Top of TASK MATERIAL

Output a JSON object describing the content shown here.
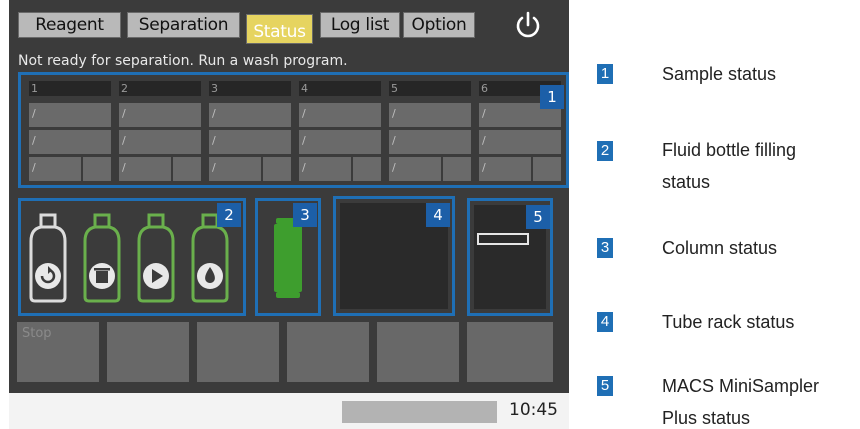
{
  "tabs": [
    {
      "label": "Reagent"
    },
    {
      "label": "Separation"
    },
    {
      "label": "Status"
    },
    {
      "label": "Log list"
    },
    {
      "label": "Option"
    }
  ],
  "active_tab": "Status",
  "status_message": "Not ready for separation. Run a wash program.",
  "sample_positions": [
    "1",
    "2",
    "3",
    "4",
    "5",
    "6"
  ],
  "empty_cell_mark": "/",
  "panel_numbers": [
    "1",
    "2",
    "3",
    "4",
    "5"
  ],
  "bottom_buttons": [
    {
      "label": "Stop"
    },
    {
      "label": ""
    },
    {
      "label": ""
    },
    {
      "label": ""
    },
    {
      "label": ""
    },
    {
      "label": ""
    }
  ],
  "status_bar": {
    "time": "10:45"
  },
  "legend": [
    {
      "num": "1",
      "text": "Sample status"
    },
    {
      "num": "2",
      "text_line1": "Fluid bottle filling",
      "text_line2": "status"
    },
    {
      "num": "3",
      "text": "Column status"
    },
    {
      "num": "4",
      "text": "Tube rack status"
    },
    {
      "num": "5",
      "text_line1": "MACS MiniSampler",
      "text_line2": "Plus status"
    }
  ],
  "colors": {
    "accent_blue": "#1f6fb5",
    "active_tab": "#e6d460",
    "bottle_green": "#6ab04c",
    "column_green": "#3e9e2e"
  },
  "icons": [
    "power-icon",
    "refresh-icon",
    "trash-icon",
    "play-icon",
    "drop-icon",
    "column-icon",
    "tray-icon"
  ]
}
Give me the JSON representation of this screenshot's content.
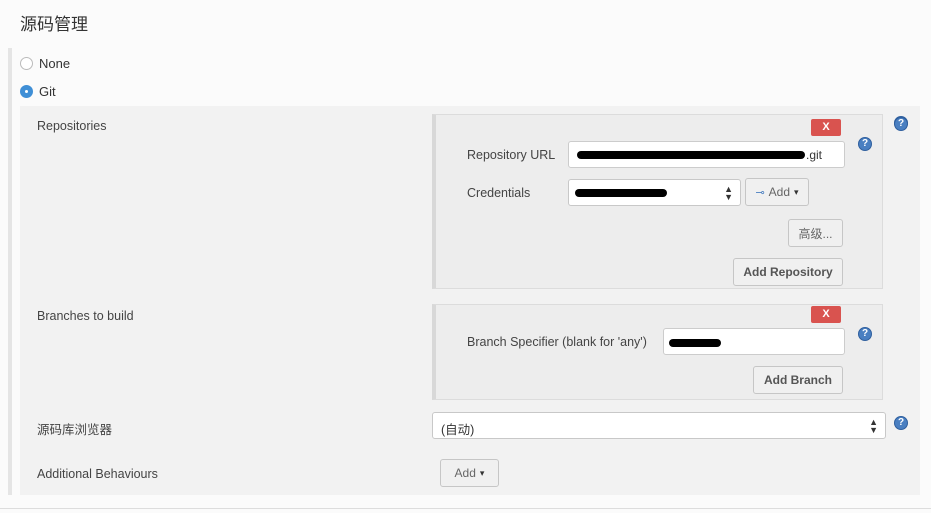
{
  "section": {
    "title": "源码管理"
  },
  "scm": {
    "options": [
      {
        "label": "None",
        "selected": false
      },
      {
        "label": "Git",
        "selected": true
      }
    ]
  },
  "git": {
    "repositories_label": "Repositories",
    "delete_label": "X",
    "repository_url_label": "Repository URL",
    "repository_url_suffix": ".git",
    "credentials_label": "Credentials",
    "add_credentials_label": "Add",
    "advanced_label": "高级...",
    "add_repository_label": "Add Repository",
    "branches_label": "Branches to build",
    "branch_specifier_label": "Branch Specifier (blank for 'any')",
    "add_branch_label": "Add Branch",
    "repo_browser_label": "源码库浏览器",
    "repo_browser_value": "(自动)",
    "additional_behaviours_label": "Additional Behaviours",
    "add_behaviour_label": "Add",
    "help_glyph": "?"
  },
  "colors": {
    "delete": "#d9534f",
    "radio_selected": "#3f8fd6",
    "help": "#4a7fc1"
  }
}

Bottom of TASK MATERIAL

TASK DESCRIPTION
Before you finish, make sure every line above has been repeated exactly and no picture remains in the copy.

EXERCISE SOLUTION
Output a JSON object describing the content shown here.
{
  "tabs": [
    {
      "label": "Reagent"
    },
    {
      "label": "Separation"
    },
    {
      "label": "Status"
    },
    {
      "label": "Log list"
    },
    {
      "label": "Option"
    }
  ],
  "active_tab": "Status",
  "status_message": "Not ready for separation. Run a wash program.",
  "sample_positions": [
    "1",
    "2",
    "3",
    "4",
    "5",
    "6"
  ],
  "empty_cell_mark": "/",
  "panel_numbers": [
    "1",
    "2",
    "3",
    "4",
    "5"
  ],
  "bottom_buttons": [
    {
      "label": "Stop"
    },
    {
      "label": ""
    },
    {
      "label": ""
    },
    {
      "label": ""
    },
    {
      "label": ""
    },
    {
      "label": ""
    }
  ],
  "status_bar": {
    "time": "10:45"
  },
  "legend": [
    {
      "num": "1",
      "text": "Sample status"
    },
    {
      "num": "2",
      "text_line1": "Fluid bottle filling",
      "text_line2": "status"
    },
    {
      "num": "3",
      "text": "Column status"
    },
    {
      "num": "4",
      "text": "Tube rack status"
    },
    {
      "num": "5",
      "text_line1": "MACS MiniSampler",
      "text_line2": "Plus status"
    }
  ],
  "colors": {
    "accent_blue": "#1f6fb5",
    "active_tab": "#e6d460",
    "bottle_green": "#6ab04c",
    "column_green": "#3e9e2e"
  },
  "icons": [
    "power-icon",
    "refresh-icon",
    "trash-icon",
    "play-icon",
    "drop-icon",
    "column-icon",
    "tray-icon"
  ]
}
Give me the JSON representation of this screenshot's content.
{
  "section": {
    "title": "源码管理"
  },
  "scm": {
    "options": [
      {
        "label": "None",
        "selected": false
      },
      {
        "label": "Git",
        "selected": true
      }
    ]
  },
  "git": {
    "repositories_label": "Repositories",
    "delete_label": "X",
    "repository_url_label": "Repository URL",
    "repository_url_suffix": ".git",
    "credentials_label": "Credentials",
    "add_credentials_label": "Add",
    "advanced_label": "高级...",
    "add_repository_label": "Add Repository",
    "branches_label": "Branches to build",
    "branch_specifier_label": "Branch Specifier (blank for 'any')",
    "add_branch_label": "Add Branch",
    "repo_browser_label": "源码库浏览器",
    "repo_browser_value": "(自动)",
    "additional_behaviours_label": "Additional Behaviours",
    "add_behaviour_label": "Add",
    "help_glyph": "?"
  },
  "colors": {
    "delete": "#d9534f",
    "radio_selected": "#3f8fd6",
    "help": "#4a7fc1"
  }
}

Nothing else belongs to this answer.